Following up about the new documentaryÂ The Jazz Ambassadors,Â premiere Friday, May 4 at 10 p.m. on PBS (check local listings) and continues through May 10. The film site has launched with two new embedded videos:
The Cold War and Civil Rights movement collide in this remarkable story of music, diplomacy and race. In 1955, as the Soviet Unionâ€™s pervasive propaganda about the U.S. and American racism spread globally, African-American CongressmanÂ Adam Clayton Powell, Jr.Â convincedÂ President EisenhowerÂ that jazz was the best way to intervene in the Cold War cultural conflict. For the next decade, Americaâ€™s most influential jazz artists, includingÂ Dizzy Gillespie,Â Louis Armstrong,Duke Ellington,Â Benny GoodmanÂ andÂ Dave Brubeck, along with their racially-integrated bands, traveled the globe to perform as cultural ambassadors.

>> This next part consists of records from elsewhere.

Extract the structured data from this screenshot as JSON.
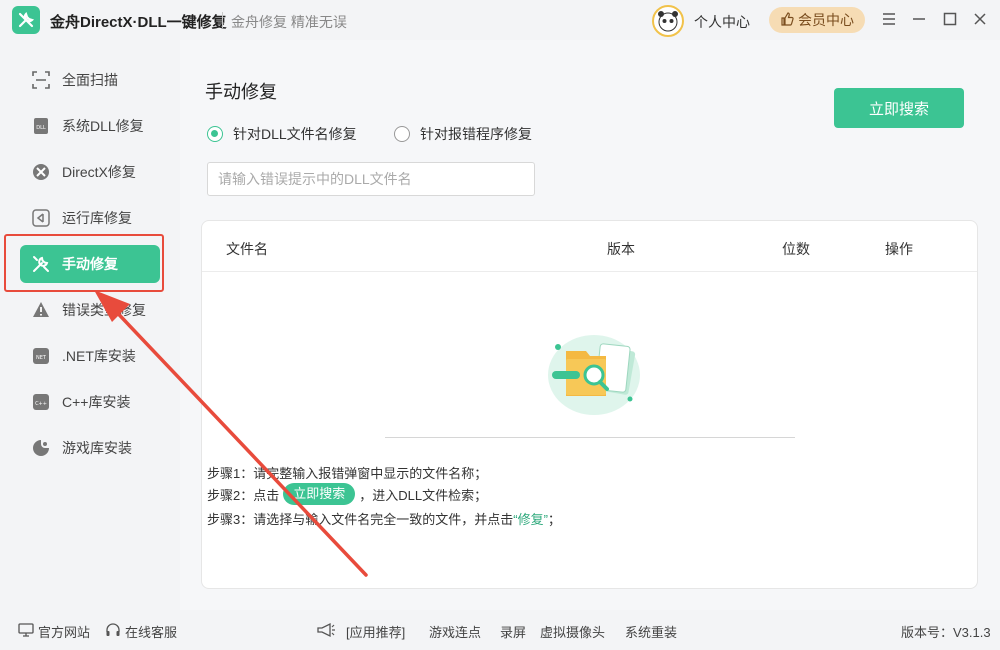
{
  "window": {
    "title": "金舟DirectX·DLL一键修复",
    "slogan": "金舟修复 精准无误",
    "profile_label": "个人中心",
    "vip_label": "会员中心"
  },
  "sidebar": {
    "items": [
      {
        "label": "全面扫描",
        "icon": "scan-icon"
      },
      {
        "label": "系统DLL修复",
        "icon": "dll-icon"
      },
      {
        "label": "DirectX修复",
        "icon": "directx-icon"
      },
      {
        "label": "运行库修复",
        "icon": "runtime-icon"
      },
      {
        "label": "手动修复",
        "icon": "wrench-icon",
        "active": true
      },
      {
        "label": "错误类型修复",
        "icon": "warning-icon"
      },
      {
        "label": ".NET库安装",
        "icon": "dotnet-icon"
      },
      {
        "label": "C++库安装",
        "icon": "cpp-icon"
      },
      {
        "label": "游戏库安装",
        "icon": "game-icon"
      }
    ]
  },
  "main": {
    "title": "手动修复",
    "search_button": "立即搜索",
    "radio_options": [
      {
        "label": "针对DLL文件名修复",
        "checked": true
      },
      {
        "label": "针对报错程序修复",
        "checked": false
      }
    ],
    "input_placeholder": "请输入错误提示中的DLL文件名",
    "table_headers": [
      "文件名",
      "版本",
      "位数",
      "操作"
    ],
    "steps": {
      "step1": "步骤1：请完整输入报错弹窗中显示的文件名称；",
      "step2_prefix": "步骤2：点击",
      "step2_pill": "立即搜索",
      "step2_suffix": "，进入DLL文件检索；",
      "step3_prefix": "步骤3：请选择与输入文件名完全一致的文件，并点击",
      "step3_quote": "“修复”",
      "step3_suffix": "；"
    }
  },
  "footer": {
    "website": "官方网站",
    "support": "在线客服",
    "app_recommend": "[应用推荐]",
    "links": [
      "游戏连点",
      "录屏",
      "虚拟摄像头",
      "系统重装"
    ],
    "version": "版本号：V3.1.3"
  },
  "colors": {
    "accent": "#3cc493",
    "annotation": "#e84b3c",
    "vip_bg": "#f6dcb4"
  }
}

But the unrest back home forced them to face a painful moral dilemma: how could they promote the image of a tolerant America abroad when the country still practiced Jim Crow segregation and racial equality remained an unrealized dream? Told through striking archival film footage, photos and radio clips, with iconic performances throughout, the documentary reveals how the U.S. State Department unwittingly gave the burgeoning Civil Rights movement a major voice on the world stage just when it needed one most.Â Leslie Odom, Jr., narrates.
“The Jazz Ambassadors” is a remarkable story of music, diplomacy and race that explores how Americaâ€™s most famous jazz musicians –Â Gillespie,Â Louis Armstrong,Â Duke Ellington,Â Benny GoodmanÂ andÂ Dave BrubeckÂ –Â became the countryâ€™s most important cultural ambassadors. Narrated byÂ Leslie Odom, Jr.,Â the documentary features newÂ interviews withÂ Quincy Jones,Â Adam Clayton Powell III,Â and others, and will be available to stream May 5Â atpbs.org/jazzambassadorsÂ and on PBS apps though May 10.